Have Republicans and Democrats used the newly-found bipartisanship forged in anger over Barack Obama’s arrogant treatment of Congress on Libya to reach a deal on the FY2011 budget?  Reuters hears whispers around the campfire that both sides may move towards a compromise that will finally end the six-month-plus wait for a federal spending plan for the current fiscal year:

Republicans and President Barack Obama’s Democrats, facing huge economic stakes, may soon reach a budget deal for this fiscal year after weeks of half measures to avert a government shutdown.

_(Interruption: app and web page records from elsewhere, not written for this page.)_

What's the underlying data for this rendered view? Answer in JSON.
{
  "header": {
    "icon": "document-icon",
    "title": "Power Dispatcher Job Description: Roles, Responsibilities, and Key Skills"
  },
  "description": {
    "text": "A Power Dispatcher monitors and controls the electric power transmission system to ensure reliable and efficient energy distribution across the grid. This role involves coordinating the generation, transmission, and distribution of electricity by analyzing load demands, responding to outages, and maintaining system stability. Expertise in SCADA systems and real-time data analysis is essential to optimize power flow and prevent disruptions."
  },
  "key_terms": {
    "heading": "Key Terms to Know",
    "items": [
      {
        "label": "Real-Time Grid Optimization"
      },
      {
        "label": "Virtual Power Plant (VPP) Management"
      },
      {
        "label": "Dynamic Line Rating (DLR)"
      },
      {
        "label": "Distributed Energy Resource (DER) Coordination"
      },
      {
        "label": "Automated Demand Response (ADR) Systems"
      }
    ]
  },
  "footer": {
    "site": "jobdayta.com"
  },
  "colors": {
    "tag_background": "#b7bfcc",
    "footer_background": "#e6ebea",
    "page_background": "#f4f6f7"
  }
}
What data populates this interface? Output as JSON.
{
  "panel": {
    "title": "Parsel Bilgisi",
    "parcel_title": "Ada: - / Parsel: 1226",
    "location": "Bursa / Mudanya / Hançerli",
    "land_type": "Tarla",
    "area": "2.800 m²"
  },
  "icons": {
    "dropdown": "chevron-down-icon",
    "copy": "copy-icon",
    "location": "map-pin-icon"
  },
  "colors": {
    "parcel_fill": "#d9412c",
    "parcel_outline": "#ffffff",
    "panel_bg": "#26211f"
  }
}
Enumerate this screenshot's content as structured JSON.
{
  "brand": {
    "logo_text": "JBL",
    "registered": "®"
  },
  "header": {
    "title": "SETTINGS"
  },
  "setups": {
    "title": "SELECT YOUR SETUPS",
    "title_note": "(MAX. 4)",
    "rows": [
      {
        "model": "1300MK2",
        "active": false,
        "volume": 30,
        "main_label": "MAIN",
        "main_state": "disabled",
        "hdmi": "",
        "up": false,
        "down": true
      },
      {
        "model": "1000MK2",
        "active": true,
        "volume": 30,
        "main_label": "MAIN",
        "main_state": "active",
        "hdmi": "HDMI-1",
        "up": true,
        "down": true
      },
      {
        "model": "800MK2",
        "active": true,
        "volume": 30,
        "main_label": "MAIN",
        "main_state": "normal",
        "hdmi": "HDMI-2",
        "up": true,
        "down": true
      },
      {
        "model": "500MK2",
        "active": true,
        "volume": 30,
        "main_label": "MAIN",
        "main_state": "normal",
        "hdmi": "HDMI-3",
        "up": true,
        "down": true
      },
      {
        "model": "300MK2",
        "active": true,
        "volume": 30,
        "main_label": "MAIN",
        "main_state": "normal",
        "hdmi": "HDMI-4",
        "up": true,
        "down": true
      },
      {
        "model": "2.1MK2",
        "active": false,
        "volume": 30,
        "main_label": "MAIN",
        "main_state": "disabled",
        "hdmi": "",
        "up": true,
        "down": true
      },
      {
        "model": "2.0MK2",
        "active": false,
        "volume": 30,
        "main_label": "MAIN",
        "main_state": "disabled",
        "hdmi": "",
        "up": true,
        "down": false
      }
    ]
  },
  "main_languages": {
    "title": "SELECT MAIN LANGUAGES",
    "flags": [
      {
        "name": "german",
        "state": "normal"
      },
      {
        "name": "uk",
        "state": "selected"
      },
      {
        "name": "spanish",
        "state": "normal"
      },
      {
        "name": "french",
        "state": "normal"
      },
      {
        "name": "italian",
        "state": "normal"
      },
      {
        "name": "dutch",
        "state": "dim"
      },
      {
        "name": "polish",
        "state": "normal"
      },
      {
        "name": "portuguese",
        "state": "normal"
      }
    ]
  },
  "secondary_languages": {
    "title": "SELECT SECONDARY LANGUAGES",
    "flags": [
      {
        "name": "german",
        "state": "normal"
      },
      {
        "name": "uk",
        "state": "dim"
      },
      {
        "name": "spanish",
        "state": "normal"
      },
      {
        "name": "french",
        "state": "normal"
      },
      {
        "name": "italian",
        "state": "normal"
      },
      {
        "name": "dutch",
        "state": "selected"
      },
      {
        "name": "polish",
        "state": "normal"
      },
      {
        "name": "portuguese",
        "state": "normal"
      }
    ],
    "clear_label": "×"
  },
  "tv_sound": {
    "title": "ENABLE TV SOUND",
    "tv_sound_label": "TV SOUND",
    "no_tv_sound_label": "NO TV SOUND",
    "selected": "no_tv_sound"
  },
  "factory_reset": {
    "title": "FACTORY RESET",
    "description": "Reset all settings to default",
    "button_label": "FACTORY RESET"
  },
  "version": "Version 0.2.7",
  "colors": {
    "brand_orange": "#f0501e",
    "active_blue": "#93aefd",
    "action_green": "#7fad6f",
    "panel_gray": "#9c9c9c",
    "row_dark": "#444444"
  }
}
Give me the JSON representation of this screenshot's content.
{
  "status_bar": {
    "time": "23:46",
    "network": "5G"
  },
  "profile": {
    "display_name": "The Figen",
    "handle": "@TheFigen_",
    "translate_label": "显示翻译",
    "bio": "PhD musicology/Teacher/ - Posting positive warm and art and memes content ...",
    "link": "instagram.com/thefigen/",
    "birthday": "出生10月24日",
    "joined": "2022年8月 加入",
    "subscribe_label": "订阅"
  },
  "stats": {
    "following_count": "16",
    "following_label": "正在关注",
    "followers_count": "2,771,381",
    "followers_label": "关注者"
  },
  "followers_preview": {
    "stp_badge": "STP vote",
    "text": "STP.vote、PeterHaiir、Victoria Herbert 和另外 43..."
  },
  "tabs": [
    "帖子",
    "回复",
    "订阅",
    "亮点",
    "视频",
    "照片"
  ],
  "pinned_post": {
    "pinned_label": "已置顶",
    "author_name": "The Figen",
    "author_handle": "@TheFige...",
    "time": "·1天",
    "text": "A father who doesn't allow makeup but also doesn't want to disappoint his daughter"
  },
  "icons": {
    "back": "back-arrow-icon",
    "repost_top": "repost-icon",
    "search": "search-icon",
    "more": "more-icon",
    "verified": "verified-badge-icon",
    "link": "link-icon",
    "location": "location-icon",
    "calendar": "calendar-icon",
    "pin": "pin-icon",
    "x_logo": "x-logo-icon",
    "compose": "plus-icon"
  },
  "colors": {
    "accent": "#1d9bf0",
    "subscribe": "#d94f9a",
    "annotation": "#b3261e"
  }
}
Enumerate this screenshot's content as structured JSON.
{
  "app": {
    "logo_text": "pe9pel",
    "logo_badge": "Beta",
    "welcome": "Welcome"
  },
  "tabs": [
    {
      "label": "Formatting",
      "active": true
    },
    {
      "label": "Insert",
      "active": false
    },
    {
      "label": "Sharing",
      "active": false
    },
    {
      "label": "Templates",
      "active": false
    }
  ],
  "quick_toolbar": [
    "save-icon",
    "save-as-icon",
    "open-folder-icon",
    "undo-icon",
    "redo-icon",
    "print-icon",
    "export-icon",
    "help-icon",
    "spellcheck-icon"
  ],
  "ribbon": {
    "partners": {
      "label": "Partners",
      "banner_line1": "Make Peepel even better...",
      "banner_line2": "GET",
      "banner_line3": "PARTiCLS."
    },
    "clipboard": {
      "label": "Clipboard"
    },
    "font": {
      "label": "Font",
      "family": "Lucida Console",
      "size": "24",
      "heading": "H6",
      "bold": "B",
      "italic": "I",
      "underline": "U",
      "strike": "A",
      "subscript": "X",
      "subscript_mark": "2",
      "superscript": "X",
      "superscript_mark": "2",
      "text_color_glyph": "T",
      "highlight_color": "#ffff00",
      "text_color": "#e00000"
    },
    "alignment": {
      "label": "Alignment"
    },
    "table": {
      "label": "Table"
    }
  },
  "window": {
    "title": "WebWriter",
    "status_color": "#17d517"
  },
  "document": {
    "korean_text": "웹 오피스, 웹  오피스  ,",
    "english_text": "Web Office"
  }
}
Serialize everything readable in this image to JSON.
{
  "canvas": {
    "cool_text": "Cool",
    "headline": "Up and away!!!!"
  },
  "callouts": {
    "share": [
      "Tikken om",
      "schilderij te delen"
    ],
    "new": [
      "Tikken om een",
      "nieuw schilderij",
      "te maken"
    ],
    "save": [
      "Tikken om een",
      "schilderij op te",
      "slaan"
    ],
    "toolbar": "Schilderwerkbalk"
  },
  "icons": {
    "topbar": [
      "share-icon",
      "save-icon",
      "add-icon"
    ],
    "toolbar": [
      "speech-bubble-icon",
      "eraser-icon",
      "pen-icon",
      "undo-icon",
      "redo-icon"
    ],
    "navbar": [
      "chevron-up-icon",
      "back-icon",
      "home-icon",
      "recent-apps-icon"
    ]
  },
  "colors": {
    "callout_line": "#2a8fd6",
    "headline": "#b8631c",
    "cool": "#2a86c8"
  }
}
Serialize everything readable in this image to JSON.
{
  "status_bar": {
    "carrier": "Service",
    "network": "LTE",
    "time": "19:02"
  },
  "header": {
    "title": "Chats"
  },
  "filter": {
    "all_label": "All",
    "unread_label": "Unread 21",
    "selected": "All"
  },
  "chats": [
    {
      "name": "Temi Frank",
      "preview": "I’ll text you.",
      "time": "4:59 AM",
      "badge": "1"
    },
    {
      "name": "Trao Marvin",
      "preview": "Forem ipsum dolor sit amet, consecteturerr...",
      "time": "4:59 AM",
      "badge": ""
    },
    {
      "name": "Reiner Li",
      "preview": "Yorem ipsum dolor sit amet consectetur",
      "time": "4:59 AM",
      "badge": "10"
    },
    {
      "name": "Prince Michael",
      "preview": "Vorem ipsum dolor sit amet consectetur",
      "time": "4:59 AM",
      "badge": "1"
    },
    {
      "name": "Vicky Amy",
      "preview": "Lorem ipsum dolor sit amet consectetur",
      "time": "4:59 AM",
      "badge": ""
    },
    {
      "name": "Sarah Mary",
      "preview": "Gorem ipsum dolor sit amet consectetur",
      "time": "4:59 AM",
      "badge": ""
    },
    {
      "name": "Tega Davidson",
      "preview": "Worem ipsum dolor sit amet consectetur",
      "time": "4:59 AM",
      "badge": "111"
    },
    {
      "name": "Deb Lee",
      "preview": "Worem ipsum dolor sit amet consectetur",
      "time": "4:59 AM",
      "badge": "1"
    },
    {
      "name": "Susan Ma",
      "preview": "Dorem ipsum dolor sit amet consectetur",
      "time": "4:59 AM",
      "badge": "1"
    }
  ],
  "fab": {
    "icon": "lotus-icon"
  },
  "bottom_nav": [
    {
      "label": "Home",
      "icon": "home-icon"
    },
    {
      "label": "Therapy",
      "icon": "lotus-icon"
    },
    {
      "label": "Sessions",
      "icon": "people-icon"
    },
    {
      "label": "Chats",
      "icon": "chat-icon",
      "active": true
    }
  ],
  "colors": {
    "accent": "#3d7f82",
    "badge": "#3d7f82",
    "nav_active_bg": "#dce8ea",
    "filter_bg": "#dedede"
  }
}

Worried about the fragile U.S. recovery and their own political well-being, members on both sides seem willing to resolve a gap between them on how much needs to be cut from federal spending this fiscal year to rein in the budget deficit.

“Chances of a deal seem reasonably good,” a senior congressional aide said, adding that talks may deepen when they move from staff level to the involvement of party leadership in the Senate and House of Representatives as early as next week.

A GOP aide says that a deal is in “everyone’s interest,” referring to the political danger in a government shutdown.  That danger exists more for Democrats rather than Republicans.  After all, Democrats had all of 2010 to pass the FY2011 budget, including the lame-duck session’s omnibus.  They larded it down with so much pork that they couldn’t even count on their own caucus to support it.

However, Republicans have their own reasons to get this finished quickly as well:

The aide said at least some House Republicans may back off demands for deeper cuts this year after House Budget Committee Chairman Paul Ryan unveils plans next week for additional reductions in fiscal 2012.

Republicans have already cut $10 billion in five weeks, more than Democrats were willing to go for the rest of the whole year last month.  If they can get more cuts in a final package, they can declare victory and move forward with the next budget cycle.  Otherwise, a series of CRs will tie up progress on the next budget.

And that’s where the real money will be.  Even the $100 billion in discretionary spending cuts demanded by conservatives from the FY2011 are mostly a token of commitment, not a real solution to government overspending.  In order to eliminate a $1.6 trillion deficit, Congress has to restructure entitlement spending, which Ryan has pledged to pursue.  That will mean statutory changes apart from the budget process, and it will force Democrats to either come to the table or watch Republicans blame them for obstructionism in addressing the serious fiscal crisis facing the US.

The quicker we get to that debate, the better.